Saturday, 3 December 2011

Parsing with Matches and Banana Clips

I find myself working with DSLs quite a bit, and thus I write a few parsers. Some languages are better than others for parsers and pattern matching is a technique that makes writing parsers a true joy. I will not go over the basics of pattern matching here, rather show how F#'s active patterns can be used to take pattern matching to the next level.

The traditional steps of a "parser" are roughly lexical analysis (tokenizer), syntactic analysis (parser) and then evaluator (interpreter). In this post we'll focus on the parsing step of a simple DSL. A parser typically consume a list of tokens and produces an Abstract Syntax Tree (AST), ready to be passed on the evaluator/interpreter.

You can think of the main bulk of a parser being a loop containing a switch of the tokens types. It looks for some predefined patterns (syntax) in the token list. Some are valid and some are not (syntax error). This sounds like a perfect "match" :-) for pattern matching! And indeed it is.

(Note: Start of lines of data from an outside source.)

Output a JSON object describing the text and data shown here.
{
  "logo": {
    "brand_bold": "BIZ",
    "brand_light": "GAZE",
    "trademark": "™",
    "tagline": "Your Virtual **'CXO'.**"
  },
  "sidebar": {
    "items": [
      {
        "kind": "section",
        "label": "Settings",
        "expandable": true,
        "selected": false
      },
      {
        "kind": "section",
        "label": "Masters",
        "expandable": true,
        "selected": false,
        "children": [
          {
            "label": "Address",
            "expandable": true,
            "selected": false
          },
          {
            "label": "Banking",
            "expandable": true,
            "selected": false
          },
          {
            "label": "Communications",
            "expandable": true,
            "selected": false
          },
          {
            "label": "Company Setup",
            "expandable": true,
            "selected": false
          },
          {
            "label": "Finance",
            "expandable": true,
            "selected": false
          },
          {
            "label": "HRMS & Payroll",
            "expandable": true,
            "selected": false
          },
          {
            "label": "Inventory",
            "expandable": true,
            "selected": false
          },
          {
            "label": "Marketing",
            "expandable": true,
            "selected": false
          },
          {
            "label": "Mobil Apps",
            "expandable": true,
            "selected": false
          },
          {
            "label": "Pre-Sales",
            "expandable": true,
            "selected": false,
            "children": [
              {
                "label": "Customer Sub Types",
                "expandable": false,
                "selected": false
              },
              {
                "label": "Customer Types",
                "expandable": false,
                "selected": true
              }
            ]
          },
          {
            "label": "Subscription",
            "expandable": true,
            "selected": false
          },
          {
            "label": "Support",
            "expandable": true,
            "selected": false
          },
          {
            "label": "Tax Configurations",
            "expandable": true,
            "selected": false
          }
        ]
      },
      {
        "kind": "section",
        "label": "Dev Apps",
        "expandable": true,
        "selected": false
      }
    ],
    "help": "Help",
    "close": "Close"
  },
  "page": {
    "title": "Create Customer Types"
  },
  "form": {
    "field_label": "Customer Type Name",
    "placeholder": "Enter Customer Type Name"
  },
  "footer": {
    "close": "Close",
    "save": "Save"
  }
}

Let's say we have a simple DSL made up of a list of fields. Each field has a type and a name;
int32   version
myAlias data
As you can see there are two kinds of types; we'll call them atomic types and alias types (myAlias is an pre-defined alias for some other atomic type). The main "switch" in the parser (using pattern matching) can look something like this;
This function takes a list of tokens and returns a Field and the rest of the tokens. An outer loop would run this repeatedly until the token list is empty. The "T" types are tokens, and "Field" is the resulting type ready for the evaluator.

Now let's say we want to make some fields optional, they should only be present if a specific condition holds true. We extend the syntax like so;
int32   version
int16   dodgy       if? version > 2
myAlias data
This means we have to extend our switch to handle all cases;
We just doubled the number of cases. It's still kind of nice and clear, but as a F# developer, this level of duplication is already making me a bit nauseous. Let's say we extend the DSL even more, we want each field for have a set of options;
hidden     int32   version
deprecated int16   dodgy       if? version > 2
           myAlias data
This doubles the number of cases again, the level of duplication is now pretty much unbearable :-) Thankfully, F# active patterns come to the rescue! Active patterns can be thought of as a way to impose a structure onto some of set of data (such as a list), and reason about these structures (treating said list as a binary heap for example). This can remove duplication and make code more easy to read and maintain. Let's start and tackle the newly introduced options, by defining a couple of active patterns;
The "(|" brace is called a banana clip and is used for active patterns. In this case we have defined a partial active pattern "ValidFieldOption" which only matches on 2 types of tokens. The "FieldOptions" pattern is recursive and builds up an returns a set of valid options. It easts one token at a time and if that token satisfies the ValidFieldOption pattern it's added to the set (and the pattern calls itself with the rest of the tokens for another round of matching). Our main switch can thus be simplified;
One interesting thing to note here is that in the same line as the active pattern is triggered, we also match (on the sub pattern) of the result list from FieldOptions. I.e. in the first case the "TAtomic(t) :: TString.." is another pattern that is matched on FieldOption's returned list!

Let's try to simplify the duplication for the two field types;
Which gives a cleaner "switch" like so;
And finally we can "banana clip up" the condition expressions;
Which leaves us with our final version of the main parser switch;
Pattern matching is very powerful and useful in many circumstances. F#'s addition of active patterns makes it even better. It is easier to break the patterns apart and avoid duplication, thus making the code easier to read and maintain. Pattern matching is available in some other languages (ML, Erlang, Haskell etc) and we will look at Scala and Clojure in future posts. Clojure solves pattern matching the "Lisp way", by using macros, and this can be extended do something like Active Patterns as well.